• **GIVEN RECORDS**
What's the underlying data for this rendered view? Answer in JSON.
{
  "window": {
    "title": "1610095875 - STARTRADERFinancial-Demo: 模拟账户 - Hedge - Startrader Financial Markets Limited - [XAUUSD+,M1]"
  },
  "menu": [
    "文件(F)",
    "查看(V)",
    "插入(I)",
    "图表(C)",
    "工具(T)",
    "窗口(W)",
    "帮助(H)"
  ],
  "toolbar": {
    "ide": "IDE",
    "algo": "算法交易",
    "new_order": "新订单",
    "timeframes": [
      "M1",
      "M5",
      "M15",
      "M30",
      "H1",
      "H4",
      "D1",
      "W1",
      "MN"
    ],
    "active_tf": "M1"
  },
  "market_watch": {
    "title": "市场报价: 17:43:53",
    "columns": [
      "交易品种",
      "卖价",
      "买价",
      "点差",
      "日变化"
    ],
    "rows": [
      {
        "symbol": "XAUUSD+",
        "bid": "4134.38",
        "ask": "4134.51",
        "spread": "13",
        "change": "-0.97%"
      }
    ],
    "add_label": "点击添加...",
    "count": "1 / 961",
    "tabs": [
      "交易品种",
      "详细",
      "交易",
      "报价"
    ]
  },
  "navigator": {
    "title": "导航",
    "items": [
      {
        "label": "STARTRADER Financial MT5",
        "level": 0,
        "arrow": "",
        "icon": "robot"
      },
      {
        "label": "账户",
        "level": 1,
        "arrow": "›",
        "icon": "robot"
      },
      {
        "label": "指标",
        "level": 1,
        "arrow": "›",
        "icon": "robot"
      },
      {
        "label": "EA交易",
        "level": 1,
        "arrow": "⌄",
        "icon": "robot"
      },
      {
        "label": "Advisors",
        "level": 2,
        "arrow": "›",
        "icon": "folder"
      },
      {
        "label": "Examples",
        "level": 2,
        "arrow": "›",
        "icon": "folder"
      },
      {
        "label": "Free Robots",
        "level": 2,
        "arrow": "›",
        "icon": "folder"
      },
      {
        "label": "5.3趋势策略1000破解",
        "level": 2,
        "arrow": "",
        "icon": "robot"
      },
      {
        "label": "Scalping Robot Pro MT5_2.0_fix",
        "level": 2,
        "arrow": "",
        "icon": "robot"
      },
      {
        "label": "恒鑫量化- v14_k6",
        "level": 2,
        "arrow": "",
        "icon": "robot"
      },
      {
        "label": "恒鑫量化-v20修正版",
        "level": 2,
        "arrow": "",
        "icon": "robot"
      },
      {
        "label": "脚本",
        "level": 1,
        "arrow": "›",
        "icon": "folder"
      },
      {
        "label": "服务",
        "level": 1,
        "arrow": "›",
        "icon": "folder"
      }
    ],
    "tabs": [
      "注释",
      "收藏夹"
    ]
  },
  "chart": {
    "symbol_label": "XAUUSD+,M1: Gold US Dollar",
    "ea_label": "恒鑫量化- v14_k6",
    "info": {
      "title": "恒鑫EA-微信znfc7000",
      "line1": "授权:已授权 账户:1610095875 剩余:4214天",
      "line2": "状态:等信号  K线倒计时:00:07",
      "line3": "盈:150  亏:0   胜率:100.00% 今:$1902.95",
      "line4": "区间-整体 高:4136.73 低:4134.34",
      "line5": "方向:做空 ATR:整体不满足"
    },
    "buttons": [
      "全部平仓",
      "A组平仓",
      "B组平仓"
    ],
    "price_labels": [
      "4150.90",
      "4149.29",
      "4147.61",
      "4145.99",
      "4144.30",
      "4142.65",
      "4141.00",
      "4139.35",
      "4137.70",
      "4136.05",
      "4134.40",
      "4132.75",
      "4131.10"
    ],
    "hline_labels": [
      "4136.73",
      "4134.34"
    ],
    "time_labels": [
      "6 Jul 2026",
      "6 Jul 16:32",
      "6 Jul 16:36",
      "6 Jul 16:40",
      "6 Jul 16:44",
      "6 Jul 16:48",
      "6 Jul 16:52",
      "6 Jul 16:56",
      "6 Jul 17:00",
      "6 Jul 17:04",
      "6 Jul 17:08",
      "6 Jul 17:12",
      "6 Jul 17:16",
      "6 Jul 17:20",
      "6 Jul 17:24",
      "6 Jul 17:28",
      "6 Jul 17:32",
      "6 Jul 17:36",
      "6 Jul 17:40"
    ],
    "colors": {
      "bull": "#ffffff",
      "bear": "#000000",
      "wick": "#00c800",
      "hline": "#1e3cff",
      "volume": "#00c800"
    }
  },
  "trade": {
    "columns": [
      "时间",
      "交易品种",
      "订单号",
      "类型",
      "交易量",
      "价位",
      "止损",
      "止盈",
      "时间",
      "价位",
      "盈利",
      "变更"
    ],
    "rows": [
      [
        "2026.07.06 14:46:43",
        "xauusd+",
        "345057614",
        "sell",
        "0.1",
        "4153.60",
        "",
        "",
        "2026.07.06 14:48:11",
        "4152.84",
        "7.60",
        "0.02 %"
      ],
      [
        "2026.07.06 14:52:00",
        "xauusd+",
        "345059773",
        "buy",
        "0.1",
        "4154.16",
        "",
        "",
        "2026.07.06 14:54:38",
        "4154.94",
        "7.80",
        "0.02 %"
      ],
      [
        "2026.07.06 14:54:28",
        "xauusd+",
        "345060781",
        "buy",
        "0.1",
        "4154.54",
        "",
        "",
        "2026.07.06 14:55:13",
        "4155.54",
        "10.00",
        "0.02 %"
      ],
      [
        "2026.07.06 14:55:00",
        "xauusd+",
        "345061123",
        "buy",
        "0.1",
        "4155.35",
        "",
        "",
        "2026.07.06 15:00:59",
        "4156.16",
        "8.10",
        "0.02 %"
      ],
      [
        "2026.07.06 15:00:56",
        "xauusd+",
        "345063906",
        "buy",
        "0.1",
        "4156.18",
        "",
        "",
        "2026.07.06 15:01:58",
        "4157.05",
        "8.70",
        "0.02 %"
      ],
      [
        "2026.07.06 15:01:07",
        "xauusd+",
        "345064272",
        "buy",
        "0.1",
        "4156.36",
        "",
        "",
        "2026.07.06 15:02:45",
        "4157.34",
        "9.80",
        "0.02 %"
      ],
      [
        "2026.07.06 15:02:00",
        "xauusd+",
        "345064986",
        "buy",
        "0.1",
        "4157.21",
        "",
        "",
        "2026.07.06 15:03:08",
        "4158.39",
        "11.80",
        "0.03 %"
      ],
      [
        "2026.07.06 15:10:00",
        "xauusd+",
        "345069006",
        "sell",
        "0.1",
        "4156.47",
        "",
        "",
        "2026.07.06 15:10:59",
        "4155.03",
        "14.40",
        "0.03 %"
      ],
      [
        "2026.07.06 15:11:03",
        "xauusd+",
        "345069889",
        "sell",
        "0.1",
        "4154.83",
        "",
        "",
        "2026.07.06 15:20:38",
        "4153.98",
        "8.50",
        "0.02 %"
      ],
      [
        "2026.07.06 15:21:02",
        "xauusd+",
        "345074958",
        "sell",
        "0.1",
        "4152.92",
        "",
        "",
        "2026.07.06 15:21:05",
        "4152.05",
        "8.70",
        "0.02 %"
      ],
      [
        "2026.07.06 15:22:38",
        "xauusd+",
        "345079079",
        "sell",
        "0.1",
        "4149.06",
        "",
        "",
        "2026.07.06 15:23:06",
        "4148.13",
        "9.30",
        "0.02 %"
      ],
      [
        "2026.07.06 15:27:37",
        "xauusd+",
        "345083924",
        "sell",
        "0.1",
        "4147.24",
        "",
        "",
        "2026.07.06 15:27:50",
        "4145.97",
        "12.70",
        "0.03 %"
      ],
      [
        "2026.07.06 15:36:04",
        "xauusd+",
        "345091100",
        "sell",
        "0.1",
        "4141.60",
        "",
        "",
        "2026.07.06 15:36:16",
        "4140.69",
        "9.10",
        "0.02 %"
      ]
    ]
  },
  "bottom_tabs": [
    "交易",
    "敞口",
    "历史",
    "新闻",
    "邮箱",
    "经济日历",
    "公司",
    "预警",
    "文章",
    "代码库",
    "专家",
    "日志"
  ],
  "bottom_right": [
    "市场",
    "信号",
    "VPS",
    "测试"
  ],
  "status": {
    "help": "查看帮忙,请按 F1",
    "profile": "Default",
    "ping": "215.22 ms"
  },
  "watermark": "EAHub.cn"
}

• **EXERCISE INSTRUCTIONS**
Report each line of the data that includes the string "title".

• **ANSWER SECTION**
    "title": "1610095875 - STARTRADERFinancial-Demo: 模拟账户 - Hedge - Startrader Financial Markets Limited - [XAUUSD+,M1]"
    "title": "市场报价: 17:43:53",
    "title": "导航",
      "title": "恒鑫EA-微信znfc7000",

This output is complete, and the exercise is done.